» WORK ORDER
Restate the records in full, so that each line matches the original exactly.

╭──

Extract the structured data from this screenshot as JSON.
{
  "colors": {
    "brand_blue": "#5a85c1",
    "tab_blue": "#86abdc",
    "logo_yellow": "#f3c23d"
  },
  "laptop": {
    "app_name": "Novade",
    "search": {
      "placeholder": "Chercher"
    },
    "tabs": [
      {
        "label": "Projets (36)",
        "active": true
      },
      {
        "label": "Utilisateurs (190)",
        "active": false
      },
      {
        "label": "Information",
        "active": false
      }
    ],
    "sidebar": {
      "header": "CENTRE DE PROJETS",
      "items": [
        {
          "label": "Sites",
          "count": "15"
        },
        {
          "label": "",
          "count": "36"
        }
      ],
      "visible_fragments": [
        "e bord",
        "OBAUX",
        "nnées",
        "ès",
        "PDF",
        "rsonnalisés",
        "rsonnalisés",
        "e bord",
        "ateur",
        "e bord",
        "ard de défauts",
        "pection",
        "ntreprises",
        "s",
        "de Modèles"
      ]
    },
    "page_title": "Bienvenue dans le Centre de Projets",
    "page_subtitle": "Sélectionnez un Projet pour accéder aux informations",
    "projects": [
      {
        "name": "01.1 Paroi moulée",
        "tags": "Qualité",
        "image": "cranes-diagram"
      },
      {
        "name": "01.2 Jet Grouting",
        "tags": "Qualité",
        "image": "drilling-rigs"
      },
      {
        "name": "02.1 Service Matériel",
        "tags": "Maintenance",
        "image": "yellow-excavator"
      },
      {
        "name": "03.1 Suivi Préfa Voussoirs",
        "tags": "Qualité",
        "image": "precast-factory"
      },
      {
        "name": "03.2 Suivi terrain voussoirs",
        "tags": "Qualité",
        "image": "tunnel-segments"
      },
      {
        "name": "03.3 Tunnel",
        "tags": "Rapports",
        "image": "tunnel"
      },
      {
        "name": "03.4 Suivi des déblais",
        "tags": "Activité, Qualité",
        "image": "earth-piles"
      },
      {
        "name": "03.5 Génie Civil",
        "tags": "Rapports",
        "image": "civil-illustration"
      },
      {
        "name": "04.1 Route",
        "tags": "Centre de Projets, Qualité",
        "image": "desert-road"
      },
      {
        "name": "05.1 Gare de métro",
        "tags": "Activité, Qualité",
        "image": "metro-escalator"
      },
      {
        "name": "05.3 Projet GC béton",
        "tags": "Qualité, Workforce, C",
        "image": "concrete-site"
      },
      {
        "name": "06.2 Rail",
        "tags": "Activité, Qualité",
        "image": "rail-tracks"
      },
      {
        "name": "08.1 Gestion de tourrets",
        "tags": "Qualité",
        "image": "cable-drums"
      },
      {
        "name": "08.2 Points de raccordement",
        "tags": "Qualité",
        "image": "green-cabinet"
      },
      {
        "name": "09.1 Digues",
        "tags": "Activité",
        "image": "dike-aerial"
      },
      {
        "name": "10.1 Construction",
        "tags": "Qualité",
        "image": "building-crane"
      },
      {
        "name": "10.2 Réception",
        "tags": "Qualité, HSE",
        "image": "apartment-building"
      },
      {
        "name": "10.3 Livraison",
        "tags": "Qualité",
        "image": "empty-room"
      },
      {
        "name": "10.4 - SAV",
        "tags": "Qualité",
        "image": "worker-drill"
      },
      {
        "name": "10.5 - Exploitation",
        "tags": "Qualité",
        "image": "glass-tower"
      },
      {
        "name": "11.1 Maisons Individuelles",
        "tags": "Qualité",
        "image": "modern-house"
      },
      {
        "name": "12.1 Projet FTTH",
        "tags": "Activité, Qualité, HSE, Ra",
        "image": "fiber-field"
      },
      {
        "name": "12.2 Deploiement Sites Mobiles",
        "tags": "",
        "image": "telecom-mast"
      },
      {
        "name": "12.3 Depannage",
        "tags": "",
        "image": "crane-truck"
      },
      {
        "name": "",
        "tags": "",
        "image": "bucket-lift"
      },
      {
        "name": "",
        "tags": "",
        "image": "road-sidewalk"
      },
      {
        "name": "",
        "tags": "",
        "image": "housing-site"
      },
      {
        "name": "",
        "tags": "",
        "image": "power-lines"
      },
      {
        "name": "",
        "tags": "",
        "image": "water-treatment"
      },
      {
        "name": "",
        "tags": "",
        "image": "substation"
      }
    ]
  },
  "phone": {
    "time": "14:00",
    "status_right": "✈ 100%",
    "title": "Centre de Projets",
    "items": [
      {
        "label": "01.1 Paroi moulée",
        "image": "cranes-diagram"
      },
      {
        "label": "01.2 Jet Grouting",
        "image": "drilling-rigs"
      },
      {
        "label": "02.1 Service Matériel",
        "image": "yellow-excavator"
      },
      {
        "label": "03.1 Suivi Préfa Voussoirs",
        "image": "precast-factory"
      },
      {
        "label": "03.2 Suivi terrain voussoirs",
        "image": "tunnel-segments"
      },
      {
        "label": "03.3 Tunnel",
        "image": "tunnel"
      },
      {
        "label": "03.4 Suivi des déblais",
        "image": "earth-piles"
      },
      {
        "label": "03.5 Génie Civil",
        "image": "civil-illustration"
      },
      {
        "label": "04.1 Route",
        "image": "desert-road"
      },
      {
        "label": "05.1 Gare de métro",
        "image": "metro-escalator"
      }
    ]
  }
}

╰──

» RESULT OF THE TASK
Extract the structured data from this screenshot as JSON.
{
  "colors": {
    "brand_blue": "#5a85c1",
    "tab_blue": "#86abdc",
    "logo_yellow": "#f3c23d"
  },
  "laptop": {
    "app_name": "Novade",
    "search": {
      "placeholder": "Chercher"
    },
    "tabs": [
      {
        "label": "Projets (36)",
        "active": true
      },
      {
        "label": "Utilisateurs (190)",
        "active": false
      },
      {
        "label": "Information",
        "active": false
      }
    ],
    "sidebar": {
      "header": "CENTRE DE PROJETS",
      "items": [
        {
          "label": "Sites",
          "count": "15"
        },
        {
          "label": "",
          "count": "36"
        }
      ],
      "visible_fragments": [
        "e bord",
        "OBAUX",
        "nnées",
        "ès",
        "PDF",
        "rsonnalisés",
        "rsonnalisés",
        "e bord",
        "ateur",
        "e bord",
        "ard de défauts",
        "pection",
        "ntreprises",
        "s",
        "de Modèles"
      ]
    },
    "page_title": "Bienvenue dans le Centre de Projets",
    "page_subtitle": "Sélectionnez un Projet pour accéder aux informations",
    "projects": [
      {
        "name": "01.1 Paroi moulée",
        "tags": "Qualité",
        "image": "cranes-diagram"
      },
      {
        "name": "01.2 Jet Grouting",
        "tags": "Qualité",
        "image": "drilling-rigs"
      },
      {
        "name": "02.1 Service Matériel",
        "tags": "Maintenance",
        "image": "yellow-excavator"
      },
      {
        "name": "03.1 Suivi Préfa Voussoirs",
        "tags": "Qualité",
        "image": "precast-factory"
      },
      {
        "name": "03.2 Suivi terrain voussoirs",
        "tags": "Qualité",
        "image": "tunnel-segments"
      },
      {
        "name": "03.3 Tunnel",
        "tags": "Rapports",
        "image": "tunnel"
      },
      {
        "name": "03.4 Suivi des déblais",
        "tags": "Activité, Qualité",
        "image": "earth-piles"
      },
      {
        "name": "03.5 Génie Civil",
        "tags": "Rapports",
        "image": "civil-illustration"
      },
      {
        "name": "04.1 Route",
        "tags": "Centre de Projets, Qualité",
        "image": "desert-road"
      },
      {
        "name": "05.1 Gare de métro",
        "tags": "Activité, Qualité",
        "image": "metro-escalator"
      },
      {
        "name": "05.3 Projet GC béton",
        "tags": "Qualité, Workforce, C",
        "image": "concrete-site"
      },
      {
        "name": "06.2 Rail",
        "tags": "Activité, Qualité",
        "image": "rail-tracks"
      },
      {
        "name": "08.1 Gestion de tourrets",
        "tags": "Qualité",
        "image": "cable-drums"
      },
      {
        "name": "08.2 Points de raccordement",
        "tags": "Qualité",
        "image": "green-cabinet"
      },
      {
        "name": "09.1 Digues",
        "tags": "Activité",
        "image": "dike-aerial"
      },
      {
        "name": "10.1 Construction",
        "tags": "Qualité",
        "image": "building-crane"
      },
      {
        "name": "10.2 Réception",
        "tags": "Qualité, HSE",
        "image": "apartment-building"
      },
      {
        "name": "10.3 Livraison",
        "tags": "Qualité",
        "image": "empty-room"
      },
      {
        "name": "10.4 - SAV",
        "tags": "Qualité",
        "image": "worker-drill"
      },
      {
        "name": "10.5 - Exploitation",
        "tags": "Qualité",
        "image": "glass-tower"
      },
      {
        "name": "11.1 Maisons Individuelles",
        "tags": "Qualité",
        "image": "modern-house"
      },
      {
        "name": "12.1 Projet FTTH",
        "tags": "Activité, Qualité, HSE, Ra",
        "image": "fiber-field"
      },
      {
        "name": "12.2 Deploiement Sites Mobiles",
        "tags": "",
        "image": "telecom-mast"
      },
      {
        "name": "12.3 Depannage",
        "tags": "",
        "image": "crane-truck"
      },
      {
        "name": "",
        "tags": "",
        "image": "bucket-lift"
      },
      {
        "name": "",
        "tags": "",
        "image": "road-sidewalk"
      },
      {
        "name": "",
        "tags": "",
        "image": "housing-site"
      },
      {
        "name": "",
        "tags": "",
        "image": "power-lines"
      },
      {
        "name": "",
        "tags": "",
        "image": "water-treatment"
      },
      {
        "name": "",
        "tags": "",
        "image": "substation"
      }
    ]
  },
  "phone": {
    "time": "14:00",
    "status_right": "✈ 100%",
    "title": "Centre de Projets",
    "items": [
      {
        "label": "01.1 Paroi moulée",
        "image": "cranes-diagram"
      },
      {
        "label": "01.2 Jet Grouting",
        "image": "drilling-rigs"
      },
      {
        "label": "02.1 Service Matériel",
        "image": "yellow-excavator"
      },
      {
        "label": "03.1 Suivi Préfa Voussoirs",
        "image": "precast-factory"
      },
      {
        "label": "03.2 Suivi terrain voussoirs",
        "image": "tunnel-segments"
      },
      {
        "label": "03.3 Tunnel",
        "image": "tunnel"
      },
      {
        "label": "03.4 Suivi des déblais",
        "image": "earth-piles"
      },
      {
        "label": "03.5 Génie Civil",
        "image": "civil-illustration"
      },
      {
        "label": "04.1 Route",
        "image": "desert-road"
      },
      {
        "label": "05.1 Gare de métro",
        "image": "metro-escalator"
      }
    ]
  }
}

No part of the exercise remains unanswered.